For me, music is - always has been - about discovery. It’s what used to be amazing about listening to the radio (before it became choked with ads and regurgitated the same 20 tunes) - a random song you’ve never heard before comes on and is just perfect, hits just the right chord, at that singular moment in time. The joy in subsequently figuring out the artist, buying the album, and then popping it in your CD player was unbeatable. Being the first, telling your friends, sharing the experience of listening to something new and life-changing - being surprised by something you didn’t know even existed - that is totally what music is about. Was about.
Yeah, like it or not, our listening patterns have changed. With the introduction of mp3 players (more honestly, the iPod) we were all given incredible levels of control over what we listened to at any moment. It’s simply next in the progression from LP (moving the needle from track to track), to cassette (pressing FF and guessing), to CD (pressing next, but still limited to one album). Now, at your fingertips, there is the power to pick any song, play it for any length of time, and skip to another song, and keep skipping until you find what it is you want to listen to.

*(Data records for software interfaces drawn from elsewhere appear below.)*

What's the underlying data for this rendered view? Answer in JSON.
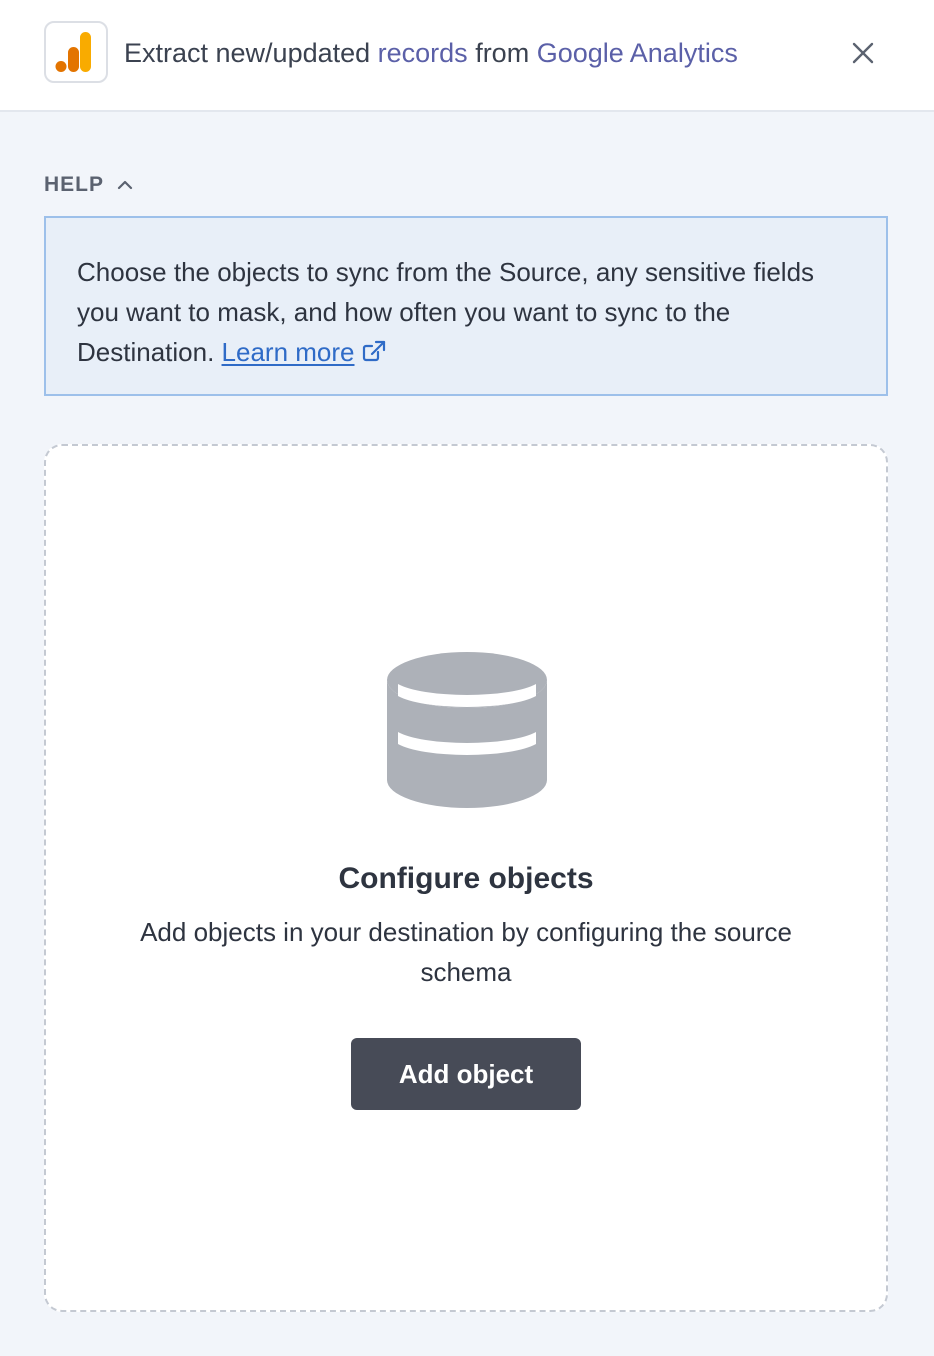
{
  "header": {
    "title_part1": "Extract new/updated ",
    "title_accent1": "records",
    "title_part2": " from ",
    "title_accent2": "Google Analytics",
    "logo_icon": "google-analytics-logo",
    "close_icon": "close-icon"
  },
  "help": {
    "label": "HELP",
    "toggle_icon": "chevron-up-icon",
    "text": "Choose the objects to sync from the Source, any sensitive fields you want to mask, and how often you want to sync to the Destination. ",
    "link_label": "Learn more",
    "link_icon": "external-link-icon"
  },
  "empty_state": {
    "icon": "database-icon",
    "title": "Configure objects",
    "description": "Add objects in your destination by configuring the source schema",
    "button_label": "Add object"
  },
  "colors": {
    "accent_text": "#5b60a8",
    "link": "#2f6bc7",
    "help_bg": "#e8eff8",
    "help_border": "#9dc0ea",
    "button_bg": "#474b57",
    "logo_orange": "#f9ab00",
    "logo_dark_orange": "#e37400"
  }
}
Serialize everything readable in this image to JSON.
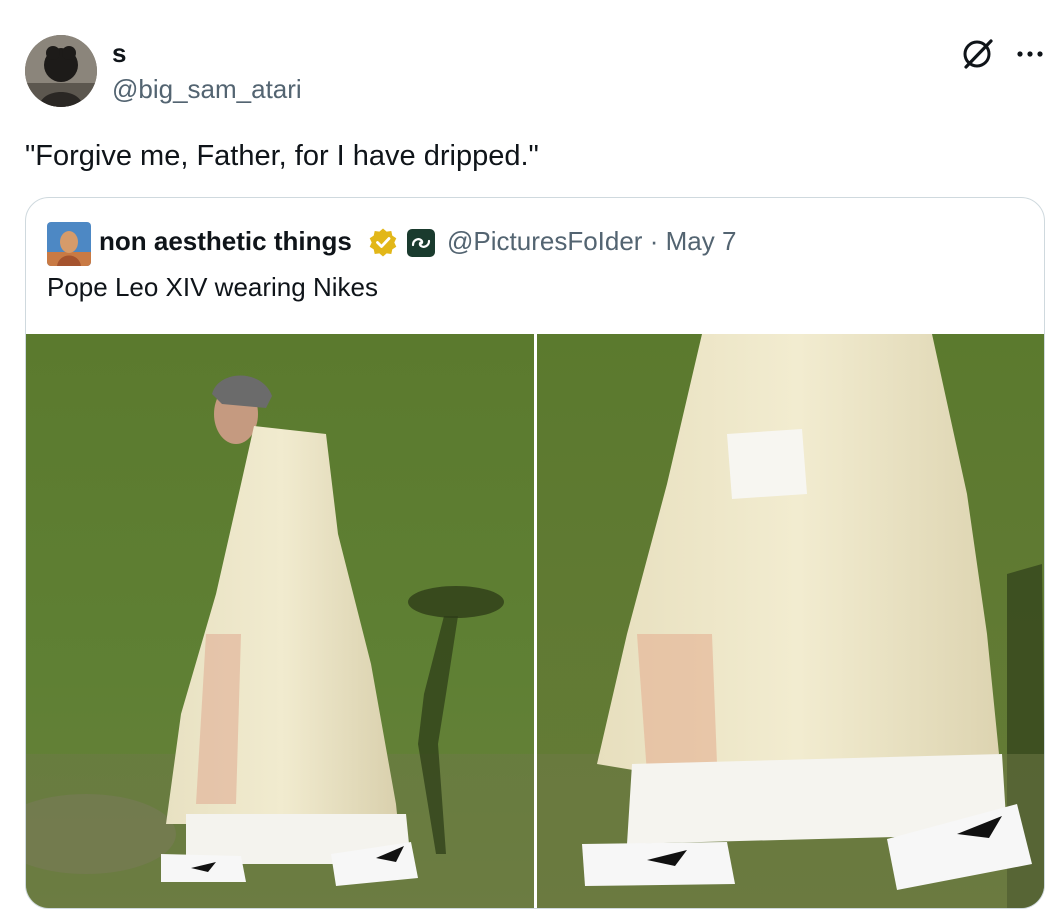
{
  "tweet": {
    "author": {
      "name": "s",
      "handle": "@big_sam_atari",
      "avatar_icon": "avatar-silhouette"
    },
    "text": "\"Forgive me, Father, for I have dripped.\"",
    "actions": {
      "grok": "grok-icon",
      "more": "more-icon"
    }
  },
  "quote": {
    "author": {
      "name": "non aesthetic things",
      "handle": "@PicturesFoIder",
      "verified": true,
      "verified_color": "#e2b719",
      "affiliate_badge": "affiliate-badge"
    },
    "date_separator": "·",
    "date": "May 7",
    "text": "Pope Leo XIV wearing Nikes",
    "media": [
      {
        "name": "photo-left",
        "description_icon": "photo-walking-priest"
      },
      {
        "name": "photo-right",
        "description_icon": "photo-vestment-closeup"
      }
    ]
  },
  "colors": {
    "text_primary": "#0f1419",
    "text_secondary": "#536471",
    "border": "#cfd9de",
    "grass": "#587a32"
  }
}
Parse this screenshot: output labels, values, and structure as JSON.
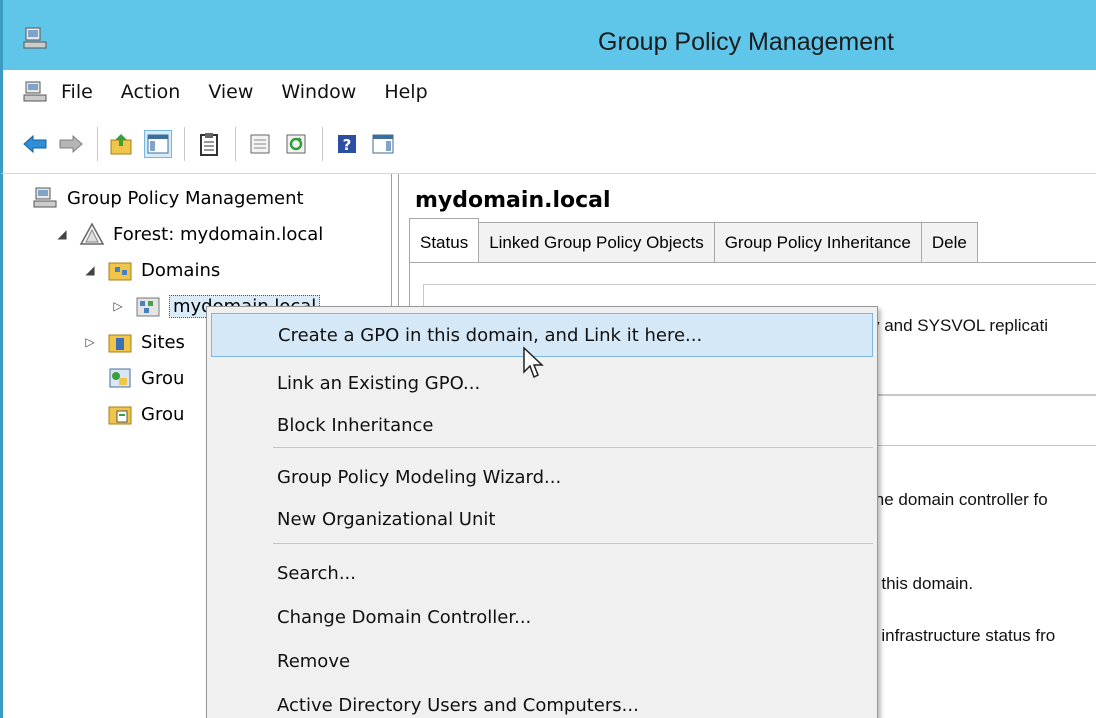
{
  "window": {
    "title": "Group Policy Management"
  },
  "menubar": {
    "items": [
      "File",
      "Action",
      "View",
      "Window",
      "Help"
    ]
  },
  "toolbar": {
    "buttons": [
      "back-arrow-icon",
      "forward-arrow-icon",
      "up-folder-icon",
      "show-hide-tree-icon",
      "clipboard-icon",
      "properties-icon",
      "refresh-icon",
      "help-icon",
      "show-action-pane-icon"
    ]
  },
  "tree": {
    "root": "Group Policy Management",
    "forest": "Forest: mydomain.local",
    "domains": "Domains",
    "domain": "mydomain.local",
    "sites": "Sites",
    "group1": "Grou",
    "group2": "Grou"
  },
  "details": {
    "title": "mydomain.local",
    "tabs": [
      "Status",
      "Linked Group Policy Objects",
      "Group Policy Inheritance",
      "Dele"
    ],
    "lines": [
      "y and SYSVOL replicati",
      "ine domain controller fo",
      "r this domain.",
      "r infrastructure status fro"
    ]
  },
  "context_menu": {
    "items": [
      "Create a GPO in this domain, and Link it here...",
      "Link an Existing GPO...",
      "Block Inheritance",
      "Group Policy Modeling Wizard...",
      "New Organizational Unit",
      "Search...",
      "Change Domain Controller...",
      "Remove",
      "Active Directory Users and Computers..."
    ]
  },
  "colors": {
    "titlebar": "#5fc6ea",
    "highlight": "#d5e8f7",
    "menu_bg": "#f0f0f0"
  }
}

While there is great, great joy to be had in simply shuffling at random (the wild success of the iPod Shuffle definitely illustrates this), I think all will agree that it is not enough. Now that you have control, how can you resist the temptation to take control? I’m sure I’m not the only one who’s set my iPod to shuffle during my morning commute, only to be aurally assaulted when a song by Melt Banana follows a song by Air. Likewise, who can deny the embarrassment and awkwardness when, in the midst of a tender, romantic, passionate make-out session, a Daniel Johnston tune pops up to destroy the moment entirely? (Note: I’m sure there are people in this world who love to make out to Daniel Johnston. That’s cool for them. Not for me.). Shuffling just isn’t practical, all the time. Part of the reason that radio used to work is that the playlists were hand-picked so that there could be surprises, but none like this:

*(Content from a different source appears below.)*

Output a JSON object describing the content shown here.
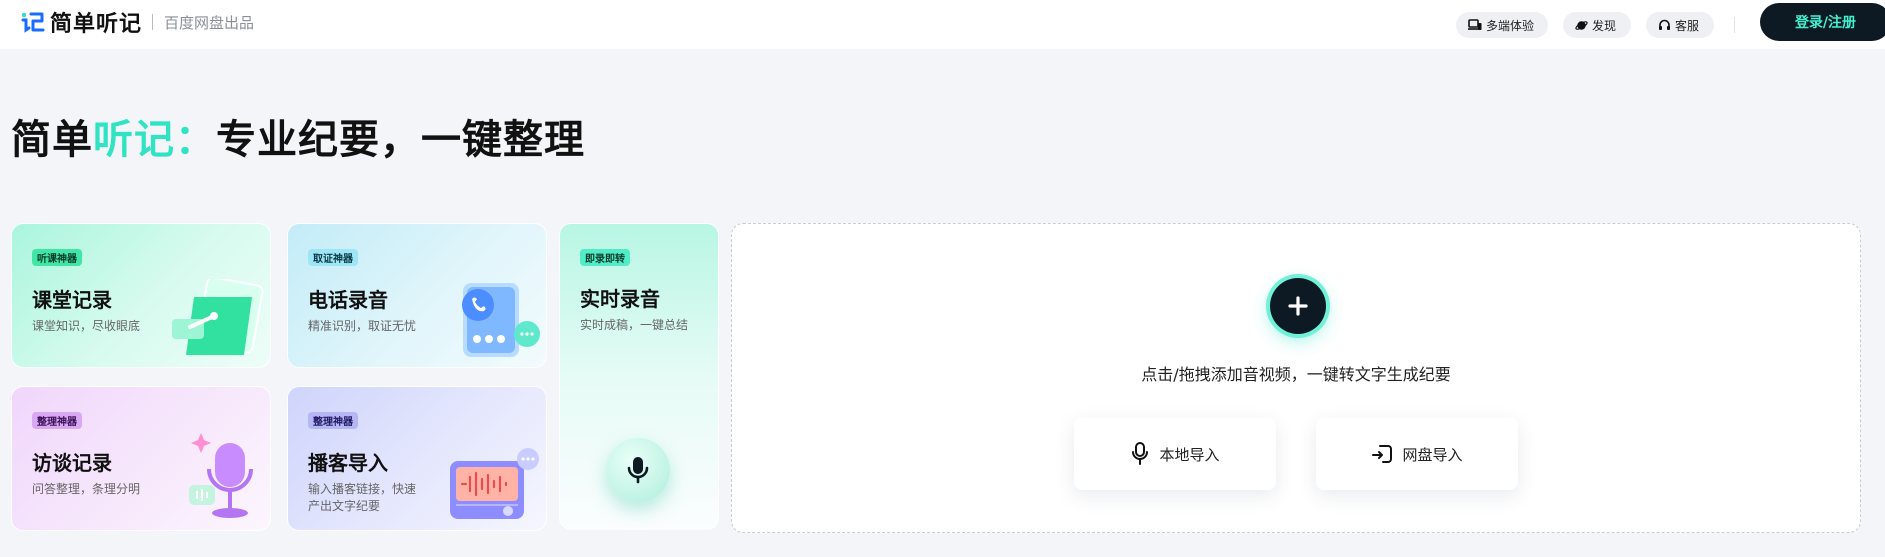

A: Hey, guess what?
A: Herpes! Are you surprised?
Blind shuffling can actually be detrimental to your music listening habits, causing you to have unfortunate and negative reactions to music that, under some other circumstances, could be your favorite tune of the moment. Hating music is not cool. That’s why it is important to gain control over your library and use it to your advantage.
Zen and the Art of Exercising Control

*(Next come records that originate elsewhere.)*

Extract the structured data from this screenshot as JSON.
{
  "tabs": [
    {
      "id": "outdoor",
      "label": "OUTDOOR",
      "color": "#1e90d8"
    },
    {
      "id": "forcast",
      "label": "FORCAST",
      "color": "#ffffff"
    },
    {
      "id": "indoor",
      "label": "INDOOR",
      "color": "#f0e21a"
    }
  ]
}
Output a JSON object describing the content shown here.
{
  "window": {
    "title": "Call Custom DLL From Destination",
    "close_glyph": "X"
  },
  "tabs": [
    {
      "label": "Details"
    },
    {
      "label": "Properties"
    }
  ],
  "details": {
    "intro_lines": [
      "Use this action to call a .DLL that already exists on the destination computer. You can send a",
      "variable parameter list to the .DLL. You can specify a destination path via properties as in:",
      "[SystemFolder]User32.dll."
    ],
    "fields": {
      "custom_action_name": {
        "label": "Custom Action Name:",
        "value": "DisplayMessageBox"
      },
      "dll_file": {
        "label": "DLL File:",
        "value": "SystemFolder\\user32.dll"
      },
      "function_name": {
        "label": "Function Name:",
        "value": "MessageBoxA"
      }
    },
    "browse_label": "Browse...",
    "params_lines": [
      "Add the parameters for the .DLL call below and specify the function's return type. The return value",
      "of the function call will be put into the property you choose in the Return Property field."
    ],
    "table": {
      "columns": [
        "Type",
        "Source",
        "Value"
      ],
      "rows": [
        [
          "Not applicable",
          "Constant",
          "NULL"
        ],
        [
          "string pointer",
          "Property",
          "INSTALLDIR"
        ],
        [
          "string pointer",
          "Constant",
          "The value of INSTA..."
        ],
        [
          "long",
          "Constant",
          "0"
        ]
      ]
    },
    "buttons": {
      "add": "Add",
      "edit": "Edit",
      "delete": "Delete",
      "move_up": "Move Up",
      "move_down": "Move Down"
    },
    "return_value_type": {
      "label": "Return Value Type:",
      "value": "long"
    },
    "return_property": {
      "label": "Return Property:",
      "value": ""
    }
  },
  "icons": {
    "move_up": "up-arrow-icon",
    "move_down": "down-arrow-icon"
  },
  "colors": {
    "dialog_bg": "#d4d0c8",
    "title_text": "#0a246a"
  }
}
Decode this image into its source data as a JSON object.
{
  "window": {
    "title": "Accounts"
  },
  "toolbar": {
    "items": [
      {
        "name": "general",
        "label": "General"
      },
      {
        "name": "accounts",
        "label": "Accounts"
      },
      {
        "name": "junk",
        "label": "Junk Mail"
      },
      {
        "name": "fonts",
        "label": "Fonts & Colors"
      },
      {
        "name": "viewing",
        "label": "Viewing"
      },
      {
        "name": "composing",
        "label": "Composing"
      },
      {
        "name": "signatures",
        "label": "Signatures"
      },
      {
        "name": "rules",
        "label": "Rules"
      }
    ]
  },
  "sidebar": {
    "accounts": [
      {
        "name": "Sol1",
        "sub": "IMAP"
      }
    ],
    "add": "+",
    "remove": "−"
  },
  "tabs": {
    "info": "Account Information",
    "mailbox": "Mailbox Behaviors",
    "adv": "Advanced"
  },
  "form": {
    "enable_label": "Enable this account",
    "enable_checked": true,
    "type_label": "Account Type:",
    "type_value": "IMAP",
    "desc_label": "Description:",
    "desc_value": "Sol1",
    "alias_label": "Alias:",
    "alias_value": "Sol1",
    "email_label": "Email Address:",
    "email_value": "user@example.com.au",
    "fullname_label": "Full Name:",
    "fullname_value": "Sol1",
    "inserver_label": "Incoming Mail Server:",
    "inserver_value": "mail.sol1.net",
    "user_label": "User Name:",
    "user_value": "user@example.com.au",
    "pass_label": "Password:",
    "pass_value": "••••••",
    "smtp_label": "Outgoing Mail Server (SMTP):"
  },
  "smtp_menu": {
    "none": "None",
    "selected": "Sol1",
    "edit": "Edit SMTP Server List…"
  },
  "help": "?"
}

It is only by exercising this control that one can begin to reduce (and this is the ultimate, Zen-like goal of all this). I don’t mean to reduce the overall size of the library - but to reduce it to little, digestible nuggets of relatedness. You can do this in a number of ways, and I’ll detail some of mine in a later post, but once you find a good system, and get your entire back catalog aligned with it, future additions to your library can be added easily and effectively. The important thing to keep in mind is this: you don’t have to listen to every single song all the way through to decide where it needs to go. Initially, the rating/sorting should be based on your immediate reaction to the song. As you live and grow with your music, you will find things that need to change. You will continue to be surprised, in a good way, by things that you own.
There’s an important balance to achieve in sorting your library. The level of detail radio stations and DJs pay to arranging their playlists is more than you ought to, typically. You will end up knowing too well what’s on each list, and could easily become bored. The point is to craft these lists to encourage moments of serendipity, moments of accidental harmony with life. To take control is not to control, but to guide. To create paths of flow.
How much music is enough music?
This is like asking “How much air is enough air?”
You can only breathe one breath at a time. But you can breathe every single moment of every single day for your entire life.
How much music is enough music? I don’t know...I haven’t made it there yet.